[Records drawn from a dataset]
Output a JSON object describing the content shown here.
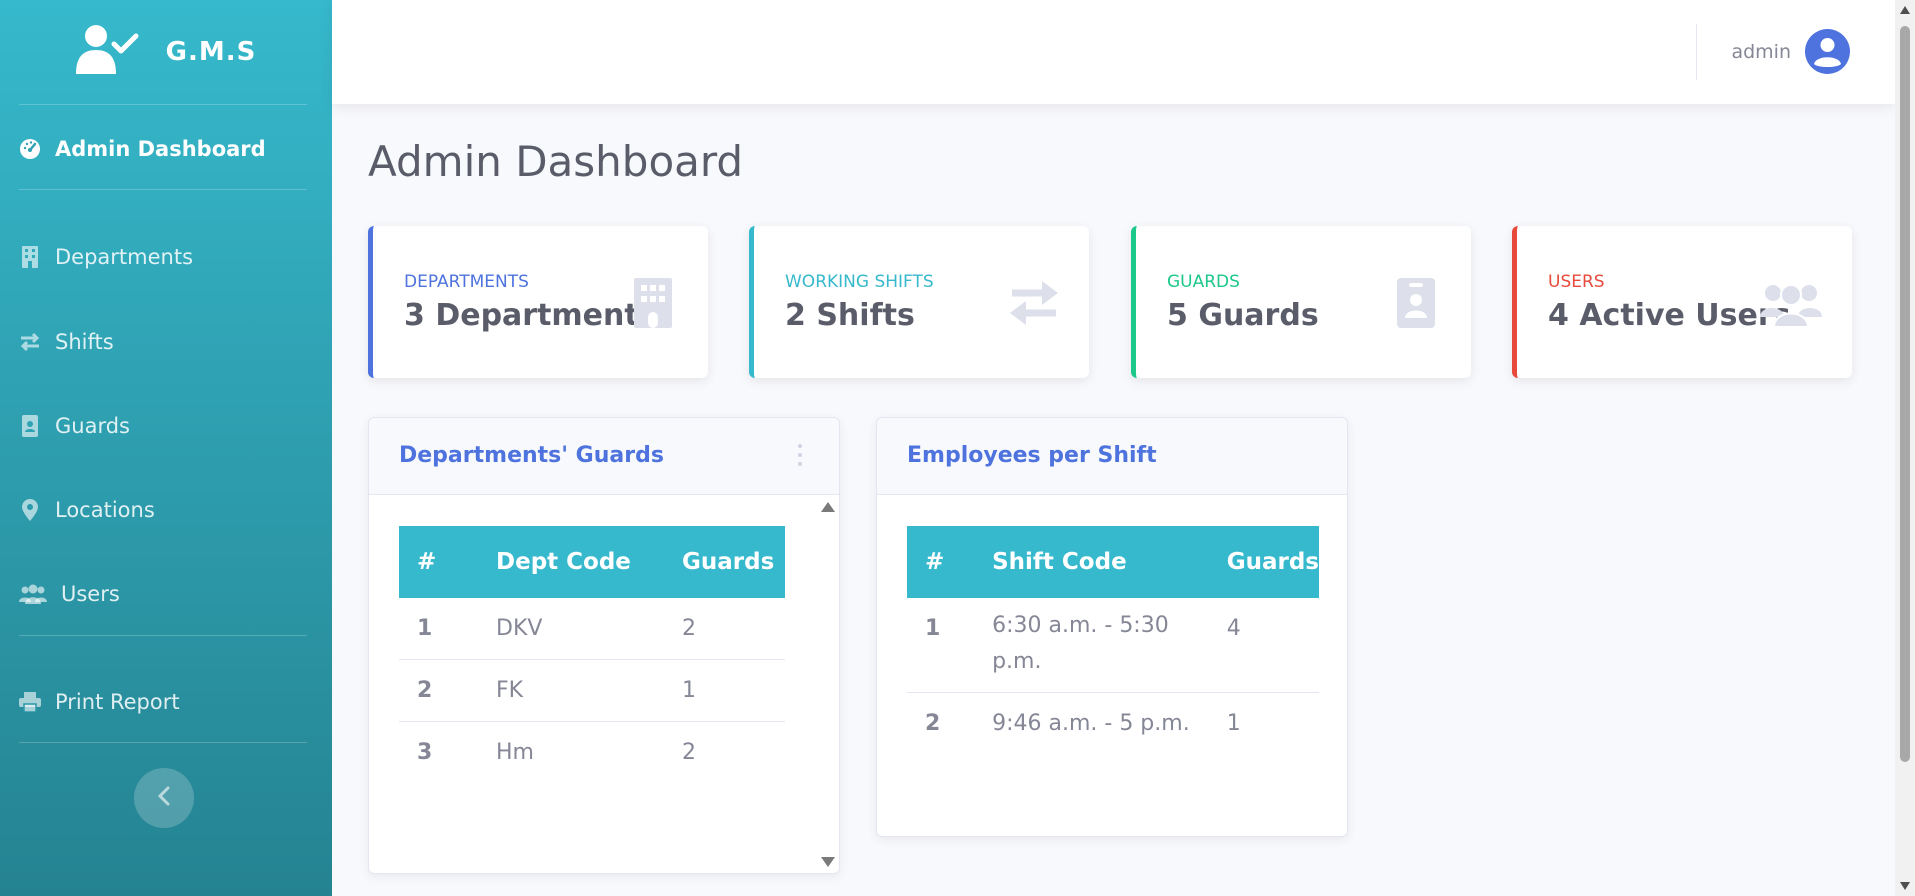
{
  "brand": {
    "name": "G.M.S"
  },
  "sidebar": {
    "active": {
      "label": "Admin Dashboard"
    },
    "items": [
      {
        "label": "Departments",
        "icon": "building-icon"
      },
      {
        "label": "Shifts",
        "icon": "exchange-icon"
      },
      {
        "label": "Guards",
        "icon": "id-card-icon"
      },
      {
        "label": "Locations",
        "icon": "map-marker-icon"
      },
      {
        "label": "Users",
        "icon": "users-icon"
      }
    ],
    "print": {
      "label": "Print Report",
      "icon": "print-icon"
    }
  },
  "topbar": {
    "user": "admin"
  },
  "page": {
    "title": "Admin Dashboard"
  },
  "colors": {
    "primary": "#4e73df",
    "info": "#36b9cc",
    "success": "#1cc88a",
    "danger": "#e74a3b",
    "icon_muted": "#dddfeb"
  },
  "stats": [
    {
      "label": "Departments",
      "value": "3 Departments",
      "color": "#4e73df",
      "icon": "building-icon"
    },
    {
      "label": "Working Shifts",
      "value": "2 Shifts",
      "color": "#36b9cc",
      "icon": "exchange-icon"
    },
    {
      "label": "Guards",
      "value": "5 Guards",
      "color": "#1cc88a",
      "icon": "id-card-icon"
    },
    {
      "label": "Users",
      "value": "4 Active Users",
      "color": "#e74a3b",
      "icon": "users-icon"
    }
  ],
  "dept_guards": {
    "title": "Departments' Guards",
    "headers": [
      "#",
      "Dept Code",
      "Guards"
    ],
    "rows": [
      [
        "1",
        "DKV",
        "2"
      ],
      [
        "2",
        "FK",
        "1"
      ],
      [
        "3",
        "Hm",
        "2"
      ]
    ]
  },
  "shift_employees": {
    "title": "Employees per Shift",
    "headers": [
      "#",
      "Shift Code",
      "Guards"
    ],
    "rows": [
      [
        "1",
        "6:30 a.m. - 5:30 p.m.",
        "4"
      ],
      [
        "2",
        "9:46 a.m. - 5 p.m.",
        "1"
      ]
    ]
  }
}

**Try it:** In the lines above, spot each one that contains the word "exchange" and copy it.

**Finished task:**
        "icon": "exchange-icon"
      "icon": "exchange-icon"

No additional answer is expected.